How to store your photo collection
While you’re building up a collection, it’s important to store your prints, negatives and slides properly. Each item will have specific needs: an albumen print, for example, will require different treatment to a C-type print, due to the materials and processes involved in its creation. Before you put a preservation plan into action you need to identify what you have, how it was made, and what it was made from. There are plenty of online resources to assist you in this task, but a good basic guide can be found on the V&A’s website. A daguerreotype, for example, might consist of silver-plated sheets of copper, behind glass, presented in a leather or paper case. Each of these materials will degrade in a different way. By working out exactly which materials and processes have been used, you can deal with each piece sympathetically, helping to ensure its preservation.
Whether you’re selling photographic materials for fun, or purely financial gain, you might find yourself the temporary custodian of an object of significant historical value.
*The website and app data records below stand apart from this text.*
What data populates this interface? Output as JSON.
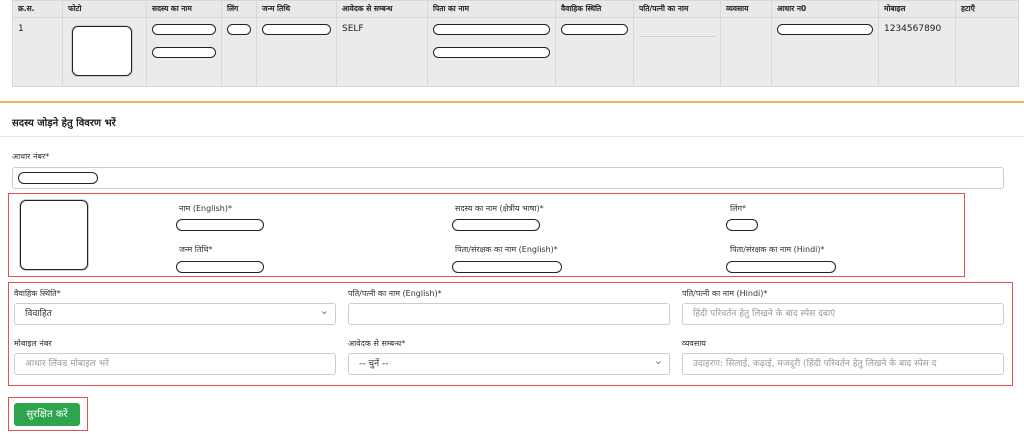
{
  "members_table": {
    "columns": [
      "क्र.स.",
      "फोटो",
      "सदस्य का नाम",
      "लिंग",
      "जन्म तिथि",
      "आवेदक से सम्बन्ध",
      "पिता का नाम",
      "वैवाहिक स्थिति",
      "पति/पत्नी का नाम",
      "व्यवसाय",
      "आधार न0",
      "मोबाइल",
      "हटाएँ"
    ],
    "rows": [
      {
        "serial": "1",
        "relation": "SELF",
        "mobile": "1234567890"
      }
    ]
  },
  "form": {
    "title": "सदस्य जोड़ने हेतु विवरण भरें",
    "aadhaar_label": "आधार नंबर*",
    "name_english_label": "नाम (English)*",
    "name_regional_label": "सदस्य का नाम (क्षेत्रीय भाषा)*",
    "gender_label": "लिंग*",
    "dob_label": "जन्म तिथि*",
    "father_english_label": "पिता/संरक्षक का नाम (English)*",
    "father_hindi_label": "पिता/संरक्षक का नाम (Hindi)*",
    "marital_label": "वैवाहिक स्थिति*",
    "marital_value": "विवाहित",
    "spouse_english_label": "पति/पत्नी का नाम (English)*",
    "spouse_hindi_label": "पति/पत्नी का नाम (Hindi)*",
    "spouse_hindi_placeholder": "हिंदी परिवर्तन हेतु लिखने के बाद स्पेस दबाएं",
    "mobile_label": "मोबाइल नंबर",
    "mobile_placeholder": "आधार लिंक्ड मोबाइल भरें",
    "relation_label": "आवेदक से सम्बन्ध*",
    "relation_value": "-- चुनें --",
    "occupation_label": "व्यवसाय",
    "occupation_placeholder": "उदाहरण: सिलाई, कढ़ाई, मजदूरी (हिंदी परिवर्तन हेतु लिखने के बाद स्पेस द",
    "save_label": "सुरक्षित करें"
  },
  "colors": {
    "accent": "#e8b64a",
    "highlight": "#e05252",
    "button": "#2ea44f"
  }
}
Be sure to treat it with the reverence it deserves.
How to handle vintage photographic materials
Clean and cover surfaces
Make sure any surface you lay your prints on has been thoroughly cleaned (without abrasive chemicals), and covered with unbleached paper. If you’re looking at glass plates, magic lantern slides etc, lay a thin piece of archival foam down first.
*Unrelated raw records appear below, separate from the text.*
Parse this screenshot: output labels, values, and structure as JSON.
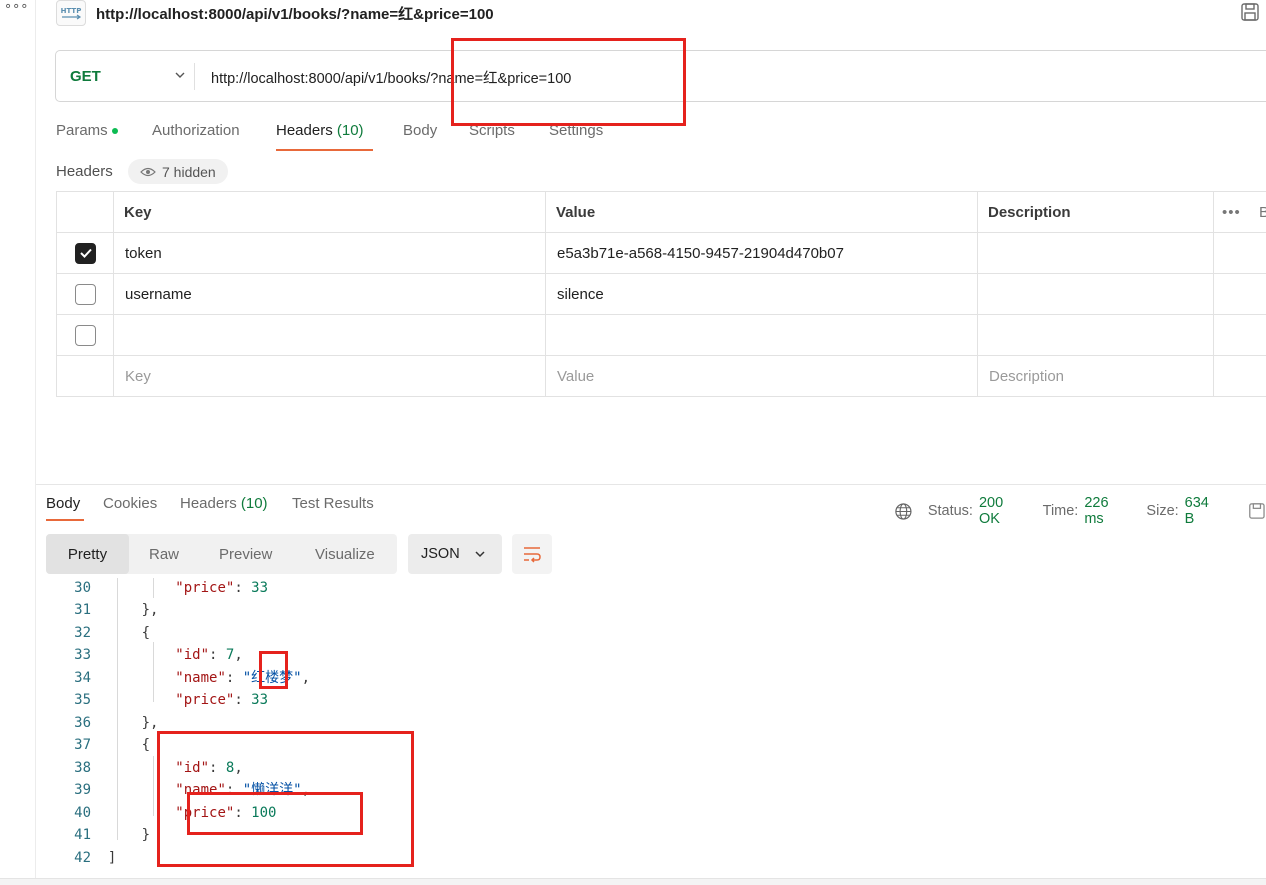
{
  "tab": {
    "title": "http://localhost:8000/api/v1/books/?name=红&price=100",
    "icon": "http-icon"
  },
  "request": {
    "method": "GET",
    "url": "http://localhost:8000/api/v1/books/?name=红&price=100"
  },
  "request_tabs": {
    "params": "Params",
    "authorization": "Authorization",
    "headers": "Headers",
    "headers_count": "(10)",
    "body": "Body",
    "scripts": "Scripts",
    "settings": "Settings"
  },
  "headers_section": {
    "label": "Headers",
    "hidden": "7 hidden"
  },
  "headers_table": {
    "columns": {
      "key": "Key",
      "value": "Value",
      "description": "Description",
      "bulk": "B"
    },
    "rows": [
      {
        "checked": true,
        "key": "token",
        "value": "e5a3b71e-a568-4150-9457-21904d470b07",
        "description": ""
      },
      {
        "checked": false,
        "key": "username",
        "value": "silence",
        "description": ""
      },
      {
        "checked": false,
        "key": "",
        "value": "",
        "description": ""
      }
    ],
    "placeholders": {
      "key": "Key",
      "value": "Value",
      "description": "Description"
    }
  },
  "response_tabs": {
    "body": "Body",
    "cookies": "Cookies",
    "headers": "Headers",
    "headers_count": "(10)",
    "test_results": "Test Results"
  },
  "response_status": {
    "status_label": "Status:",
    "status_value": "200 OK",
    "time_label": "Time:",
    "time_value": "226 ms",
    "size_label": "Size:",
    "size_value": "634 B"
  },
  "format_buttons": {
    "pretty": "Pretty",
    "raw": "Raw",
    "preview": "Preview",
    "visualize": "Visualize"
  },
  "language_select": "JSON",
  "code_lines": [
    {
      "n": "30",
      "t": "price-33-a"
    },
    {
      "n": "31"
    },
    {
      "n": "32"
    },
    {
      "n": "33"
    },
    {
      "n": "34"
    },
    {
      "n": "35"
    },
    {
      "n": "36"
    },
    {
      "n": "37"
    },
    {
      "n": "38"
    },
    {
      "n": "39"
    },
    {
      "n": "40"
    },
    {
      "n": "41"
    },
    {
      "n": "42"
    }
  ],
  "code_tokens": {
    "price_key": "\"price\"",
    "id_key": "\"id\"",
    "name_key": "\"name\"",
    "price_33": "33",
    "id_7": "7",
    "id_8": "8",
    "name_hlm": "\"红楼梦\"",
    "name_lyy": "\"懒洋洋\"",
    "price_100": "100"
  },
  "colors": {
    "accent": "#e8693a",
    "method_green": "#0f7b3c",
    "annotation_red": "#e5221d"
  }
}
Oil and perspiration from skin can leave traces on prints, so wear gloves when handling photographic material. Nitrile versions are best, as cotton gloves can shed fibres and it’s easier to catch corners or tear a print while wearing them due to reduced dexterity.
Use a board
If you need to move a print from one place to another lay it emulsion-side up on a thick board rather than carrying it in your hands. It’s very easy to crease a print or walk into something if you’re not paying attention!
Glass plates can get stuck inside envelopes, negatives can become stiff and brittle, antique photo albums can develop fragile spines or loose leaves. Take your time when assessing new acquisitions.
Understand the process
The best way to store and handle your vintage photographs will often depend on the processes used create them. The Victoria & Albert Museum provides a good guide to the photographic process on its website, www.vam.ac.uk.
- Artnet www.artnet.com
- Artprice www.artprice.com
- Christie’s www.christies.com
- Gordon’s and Blouin Art Sales Index www.gordonsart.com
- Phillips www.phillips.com
- Preservation Equipment Ltd www.preservationequipment.com
- Silverprint www.silverprint.co.uk
- Sotheby’s www.sothebys.com
- Victoria & Albert Museum www.vam.ac.uk